Yes, because there is a hierarchy of victimhood. Some victims have more status than others. If your event becomes a foundational event for the nation, or institutions, or global memory culture as a whole, you have much more of a voice and status—if you choose to use it. It’s a different situation when people don’t want to talk about it. Then they feel bad because they’re not a “good survivor.” Another example is that people like to talk about civilian victims but no one wants to talk about military victims, because it’s inconvenient. I know a PhD student working on memory maps. There is an app in Hiroshima now, which lets you walk with your phone and see exactly where people were hit by the bomb. It’s an amazing tool, but there are huge gaps. One thing I noticed is there was this enormous military compound in Hiroshima right in the middle of the city, not very far from where the bomb was dropped. And there were 40,000 soldiers there. About half of them became casualties, and the other half, no one really knows. If you walk through this area, there’s not a single memory that was recorded there. It’s totally erased. It’s not on purpose. It’s just a structural idea of whose memory is valid, whose trauma is valid, and whose message will be heard.
I’m studying Serbia, which is considered a perpetrator country of the wars in ex-Yugoslavia. Nonetheless, when I talk to people there, they have a lot of pain and difficulty with the violence that was done to them, too.
Japan is a perfect example of this. When I went to the museum about the war there, the thing that really shocked me is that the first thing you hear is that on August 6th, 1945, the bomb was dropped on Japan. What do you mean it was dropped? The use of passive voice is a strategy that divorces the war and Japan’s role as perpetrator and America’s role as the perpetrator, because it’s very convenient. You don’t have to talk about the past, you can just talk about the bomb. History starts August 6th. To isolate little areas historically or geographically gives you a much purer idea of victimhood. I don’t know what happened in Serbia, but I guess if you go to a Serbian museum of the wars, you’ll see a very particular notion of Serbian victimhood.
Yes, the U.S.-led NATO bombing of Serbia. That’s what is primarily focused on, which nobody talks about here.

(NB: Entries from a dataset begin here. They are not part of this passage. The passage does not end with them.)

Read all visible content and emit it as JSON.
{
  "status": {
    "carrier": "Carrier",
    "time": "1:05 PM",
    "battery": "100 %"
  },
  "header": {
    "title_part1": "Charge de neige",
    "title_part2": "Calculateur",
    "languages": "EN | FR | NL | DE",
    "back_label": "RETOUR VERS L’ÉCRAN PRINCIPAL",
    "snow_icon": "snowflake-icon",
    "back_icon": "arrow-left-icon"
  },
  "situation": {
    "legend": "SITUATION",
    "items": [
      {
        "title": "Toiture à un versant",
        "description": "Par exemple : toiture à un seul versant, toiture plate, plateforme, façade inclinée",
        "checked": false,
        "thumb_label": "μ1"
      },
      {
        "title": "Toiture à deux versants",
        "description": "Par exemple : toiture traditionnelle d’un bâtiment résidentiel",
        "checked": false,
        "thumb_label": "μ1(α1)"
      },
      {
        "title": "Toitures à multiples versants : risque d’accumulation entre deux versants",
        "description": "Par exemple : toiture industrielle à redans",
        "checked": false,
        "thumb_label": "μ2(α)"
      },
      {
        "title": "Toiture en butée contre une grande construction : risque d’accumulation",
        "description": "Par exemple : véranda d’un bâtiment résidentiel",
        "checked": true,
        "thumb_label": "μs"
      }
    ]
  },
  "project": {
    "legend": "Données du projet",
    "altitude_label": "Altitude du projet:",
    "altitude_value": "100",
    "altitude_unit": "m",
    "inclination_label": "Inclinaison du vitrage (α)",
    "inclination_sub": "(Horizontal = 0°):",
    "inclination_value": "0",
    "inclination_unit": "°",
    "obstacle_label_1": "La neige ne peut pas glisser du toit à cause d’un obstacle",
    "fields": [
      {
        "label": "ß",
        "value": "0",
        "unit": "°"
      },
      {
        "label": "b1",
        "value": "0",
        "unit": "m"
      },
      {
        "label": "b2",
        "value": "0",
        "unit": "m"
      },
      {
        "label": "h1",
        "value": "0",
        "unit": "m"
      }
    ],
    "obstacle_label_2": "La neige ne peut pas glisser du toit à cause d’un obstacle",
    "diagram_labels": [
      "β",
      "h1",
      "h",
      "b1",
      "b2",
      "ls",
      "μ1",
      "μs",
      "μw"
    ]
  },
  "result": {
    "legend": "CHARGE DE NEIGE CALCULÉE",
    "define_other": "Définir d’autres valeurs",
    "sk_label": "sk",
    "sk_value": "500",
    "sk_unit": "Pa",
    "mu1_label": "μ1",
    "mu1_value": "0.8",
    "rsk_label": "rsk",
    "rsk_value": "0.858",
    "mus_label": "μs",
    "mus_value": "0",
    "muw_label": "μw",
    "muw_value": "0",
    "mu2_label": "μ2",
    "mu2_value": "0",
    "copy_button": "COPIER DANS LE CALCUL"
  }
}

It’s the same everywhere. It’s the nation-state. I’m very suspicious every time nation-states take it upon themselves to commemorate anything, even with the best of intentions like the U.S. Holocaust Memorial or Yad Vashem in Jerusalem. Power, national narratives, all those things will come into the individual situation. Memories become the tool of nation-states.
What will your next book be about?
The next book will be on the military history of Hiroshima and what was erased by the whole narrative of Hiroshima as a peace city. It is a place that is supposed to commemorate something, yet they always look forward to healing. It’s supposed to leave a memory behind and keep it alive but it’s sort of a paradox. Institutional memories always have a greater goal: reconciliation, peace, democracy, stability, healing, economic recovery. All of those things need forgiveness and forgetting, yet memory institutions keep wounds alive, and those wounds also have a tendency to forget whatever came before them and to overshadow narratives of nationalism, perpetration, and the like.
I hope so. It interests me, but, you know, it might just be my obsession.
*Responses have been edited for clarity and length.
Nikoleta Sremac is a Ph.D. student in Sociology and a Research Assistant at the Center for Holocaust and Genocide Studies at the University of Minnesota. She studies gendered power relations and collective memory, primarily in the former Yugoslavia and the United States.